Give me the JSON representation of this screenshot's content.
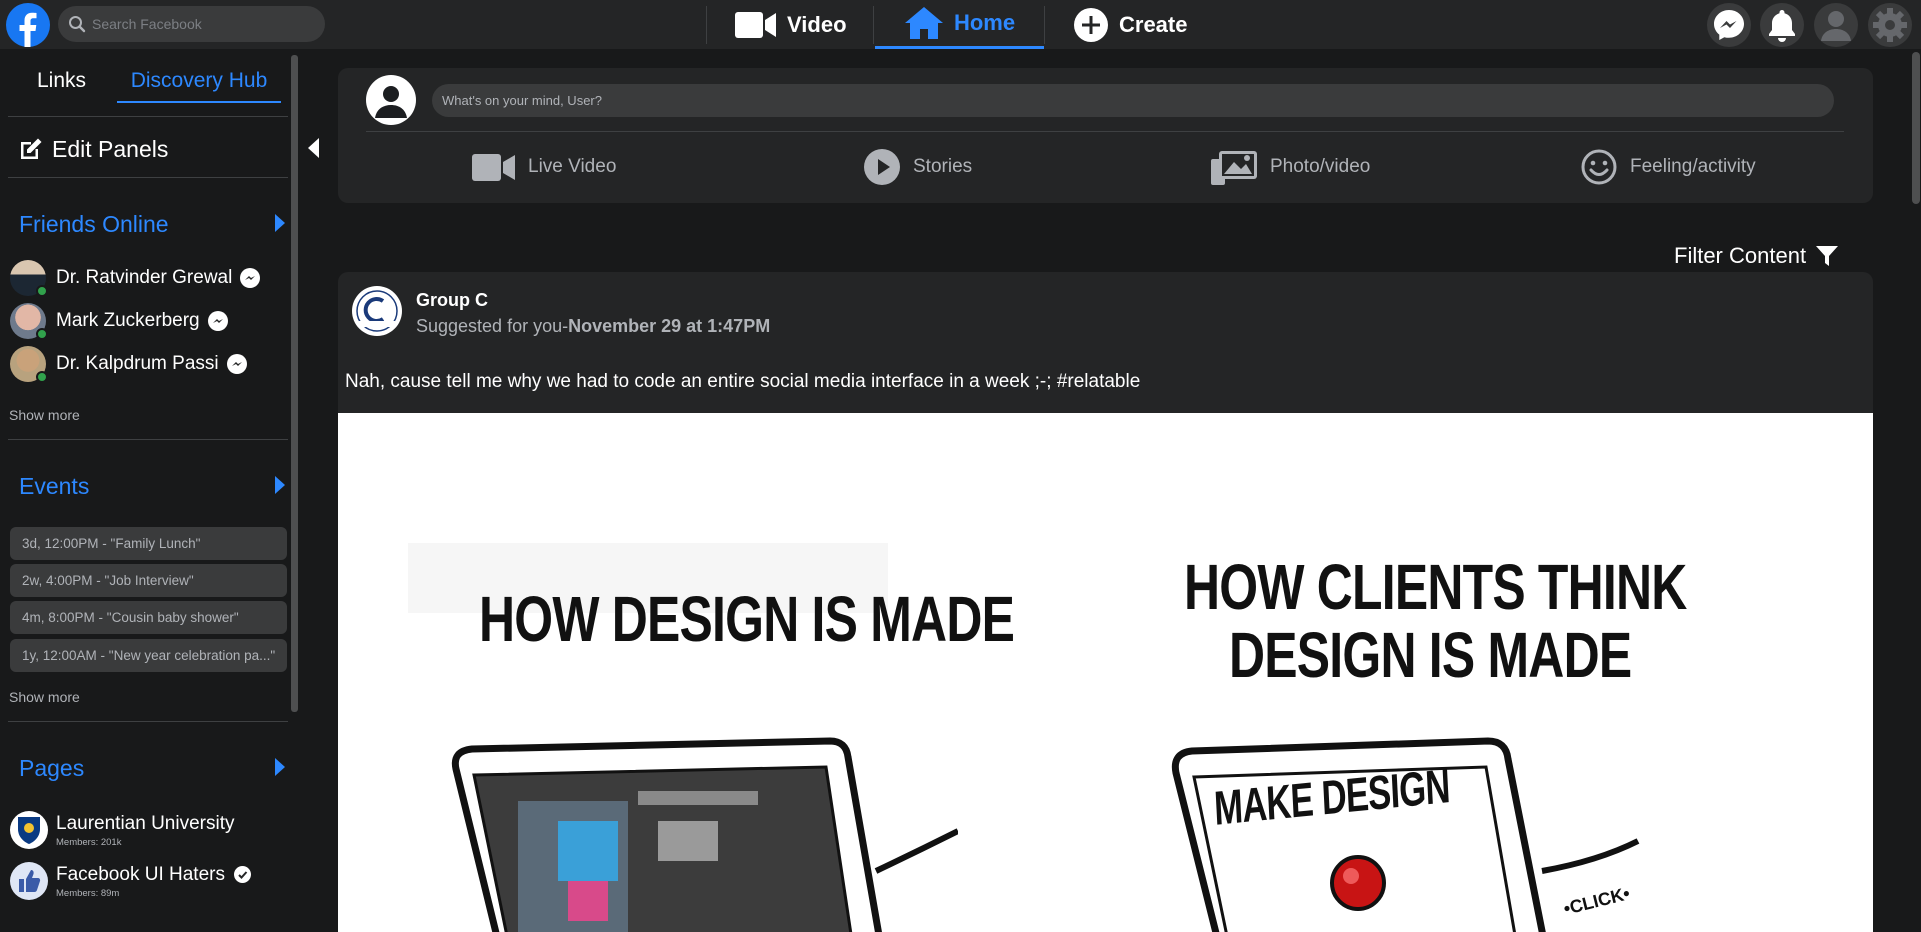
{
  "topbar": {
    "search_placeholder": "Search Facebook",
    "nav": [
      {
        "label": "Video",
        "icon": "video-camera-icon"
      },
      {
        "label": "Home",
        "icon": "home-icon",
        "active": true
      },
      {
        "label": "Create",
        "icon": "plus-circle-icon"
      }
    ],
    "right_icons": [
      "messenger-icon",
      "bell-icon",
      "profile-icon",
      "gear-icon"
    ]
  },
  "sidebar": {
    "tabs": [
      "Links",
      "Discovery Hub"
    ],
    "active_tab": "Discovery Hub",
    "edit_panels_label": "Edit Panels",
    "friends_online": {
      "title": "Friends Online",
      "friends": [
        {
          "name": "Dr. Ratvinder Grewal"
        },
        {
          "name": "Mark Zuckerberg"
        },
        {
          "name": "Dr. Kalpdrum Passi"
        }
      ],
      "show_more": "Show more"
    },
    "events": {
      "title": "Events",
      "items": [
        "3d, 12:00PM - \"Family Lunch\"",
        "2w, 4:00PM - \"Job Interview\"",
        "4m, 8:00PM - \"Cousin baby shower\"",
        "1y, 12:00AM - \"New year celebration pa...\""
      ],
      "show_more": "Show more"
    },
    "pages": {
      "title": "Pages",
      "items": [
        {
          "name": "Laurentian University",
          "members": "Members: 201k"
        },
        {
          "name": "Facebook UI Haters",
          "members": "Members: 89m"
        }
      ]
    }
  },
  "composer": {
    "placeholder": "What's on your mind, User?",
    "actions": [
      {
        "label": "Live Video",
        "icon": "video-camera-icon"
      },
      {
        "label": "Stories",
        "icon": "play-circle-icon"
      },
      {
        "label": "Photo/video",
        "icon": "photos-icon"
      },
      {
        "label": "Feeling/activity",
        "icon": "smiley-icon"
      }
    ]
  },
  "filter_label": "Filter Content",
  "post": {
    "group": "Group C",
    "suggested": "Suggested for you-",
    "date": "November 29 at 1:47PM",
    "text": "Nah, cause tell me why we had to code an entire social media interface in a week ;-; #relatable",
    "meme": {
      "left_heading": "HOW DESIGN IS MADE",
      "right_heading_1": "HOW CLIENTS THINK",
      "right_heading_2": "DESIGN IS MADE",
      "screen_text": "MAKE DESIGN",
      "click_text": "•CLICK•"
    }
  }
}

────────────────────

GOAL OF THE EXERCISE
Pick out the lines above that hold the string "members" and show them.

TASK RESULT
          "members": "Members: 201k"
          "members": "Members: 89m"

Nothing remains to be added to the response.